But a person’s name, their clothing, or any other outward signals don’t necessarily tell you how that person identifies. That goes not just for transgender folks, but those of any gender identity. And being misgendered (referred to in a way that assumes a gender other than the one the person identifies as) can be hurtful, not to mention disrespectful. Some people may prefer a gender-neutral pronoun such as “they” (e.g. “I know Sam. They work in the mail room.”)
Nothing is more personal than the way in which people refer to us through our name and pronouns. Using a person’s chosen name and desired pronouns is a form of mutual respect and more than common courtesy; it’s their civil right. Federal law on the subject arises out of agency and court interpretations of Title VII of the Civil Rights Act of 1964, which expressly prohibits workplace discrimination based on race, color, religion, sex and national origin. The Equal Employment Opportunity Commission (EEOC) believes Title VII’s prohibition against sex discrimination also bans any employment discrimination based on gender identity or sexual orientation.

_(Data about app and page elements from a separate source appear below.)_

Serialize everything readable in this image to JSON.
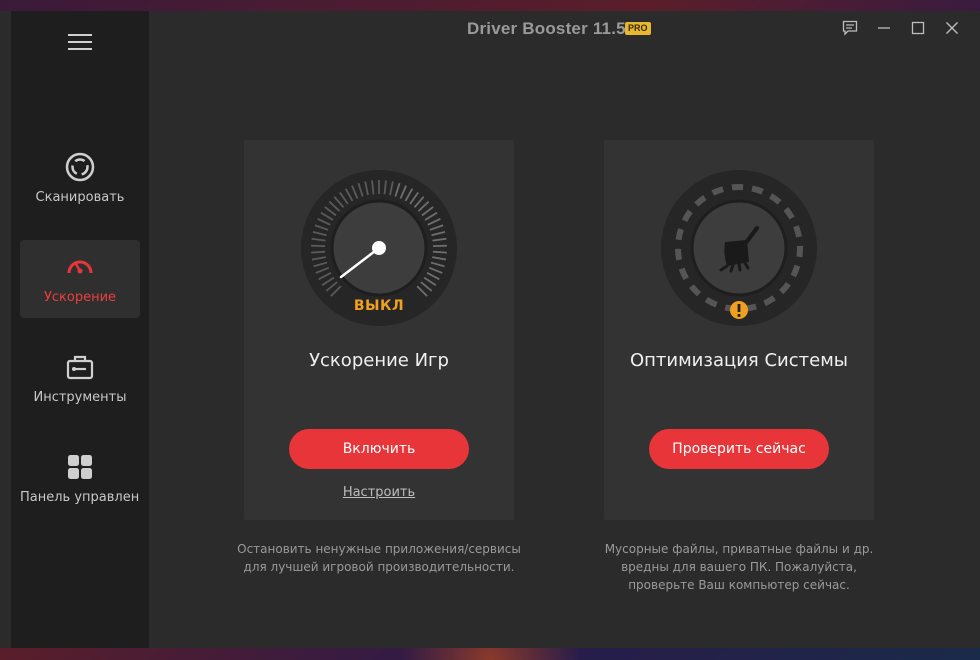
{
  "window": {
    "title": "Driver Booster 11.5",
    "badge": "PRO"
  },
  "sidebar": {
    "items": [
      {
        "label": "Сканировать",
        "icon": "scan-icon"
      },
      {
        "label": "Ускорение",
        "icon": "speedometer-icon",
        "active": true
      },
      {
        "label": "Инструменты",
        "icon": "toolbox-icon"
      },
      {
        "label": "Панель управлен...",
        "icon": "dashboard-icon"
      }
    ]
  },
  "cards": {
    "game_boost": {
      "title": "Ускорение Игр",
      "status": "ВЫКЛ",
      "button": "Включить",
      "link": "Настроить",
      "description": [
        "Остановить ненужные приложения/сервисы",
        "для лучшей игровой производительности."
      ],
      "icon": "gauge-icon"
    },
    "system_optimize": {
      "title": "Оптимизация Системы",
      "button": "Проверить сейчас",
      "description": [
        "Мусорные файлы, приватные файлы и др.",
        "вредны для вашего ПК. Пожалуйста,",
        "проверьте Ваш компьютер сейчас."
      ],
      "icon": "broom-icon",
      "warning_icon": "warning-icon"
    }
  },
  "colors": {
    "accent": "#e8353a",
    "active_label": "#ef3d3d",
    "status_off": "#f0a020",
    "pro_badge": "#e8b730"
  }
}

Those prohibited acts include “intentionally and persistently failing to use the name and gender pronoun that correspond to the gender identity with which the employee identifies, and which the employee has communicated to management and employees.” Both managers and co-workers should use the individual’s chosen name and pronoun “in employee records and in communications with and about the employee.”
Not sure which pronoun a person uses?

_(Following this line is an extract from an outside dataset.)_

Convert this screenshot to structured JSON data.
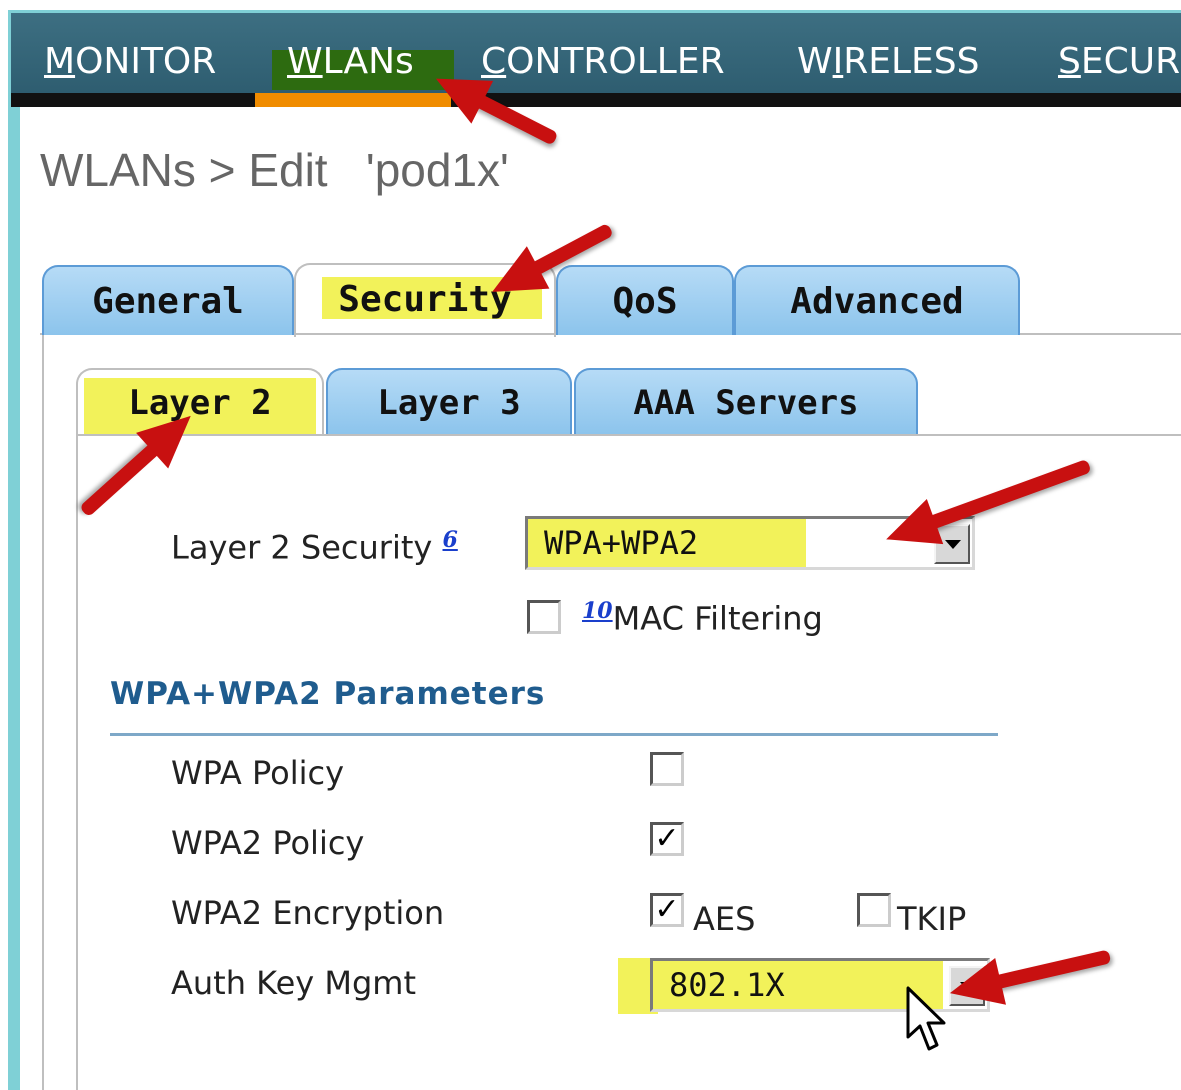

Listen to the pronoun other people use when referring to them. Someone who knows the person well will probably use the correct pronoun. If you must ask which pronoun the person uses, start with your own. For example, “Hi, I’m Alex and I use the pronouns he and him. What are your gender pronouns?” If you start the conversation with yourself, you’re not putting someone on the spot. Then, use that person’s pronoun and encourage others to do so.
Here are some examples of opportunities to ask for or offer pronouns:
- Interviewing process: Create a place to declare preferred name and pronouns. Many Applicant Tracking Systems (ATS) are driven by legal name. Creating an opportunity to disclose preferred names is a recommended best practice not only for transgender people, but for anyone who uses a preferred (or “nick”) name.
- Onboarding process: Create a place to declare preferred name and pronouns. Use these as basis of introducing new team members.
- Corporate social networks or platforms, digital directories: Allow team members to self-ID preferred name and pronouns as part of their profile.
- Include personal pronouns in email signature lines.
- Make offering personal pronouns part of the introduction process at the start of meetings or events. However, if you feel this practice will have the effect of singling out someone in the room, avoid it. Example: “We’re going to go around the room to introduce ourselves. Please say your name, the department you work in and, if you want, your personal pronouns.” “My name is John Smith. I work in Quality Control. My pronouns are they, them, theirs.”
- Role model appropriate pronoun when introducing people to their new work group. Example: “Everyone I am pleased to introduce John Smith who is transferring over from Quality Control. They will be the lead person on the new product development project.”
When someone shares their pronouns with you, some appropriate responses include:
- “Thanks for letting me know!”
- “Cool, my pronouns are [they/them, he/him, etc.].”
- “Great, I’ll look up how to use those correctly. Mind spelling them for me?”
What if you make a mistake?
It’s okay to make mistakes. If you accidentally use the wrong pronoun, apologize quickly and sincerely, then move on. The bigger deal you make out of the situation, the more uncomfortable it is for everyone.
Any final tips?
This may feel like a lot to think about already but try to avoid gendered language. Pronouns are hardly the only examples of gendered language we use on a regular basis.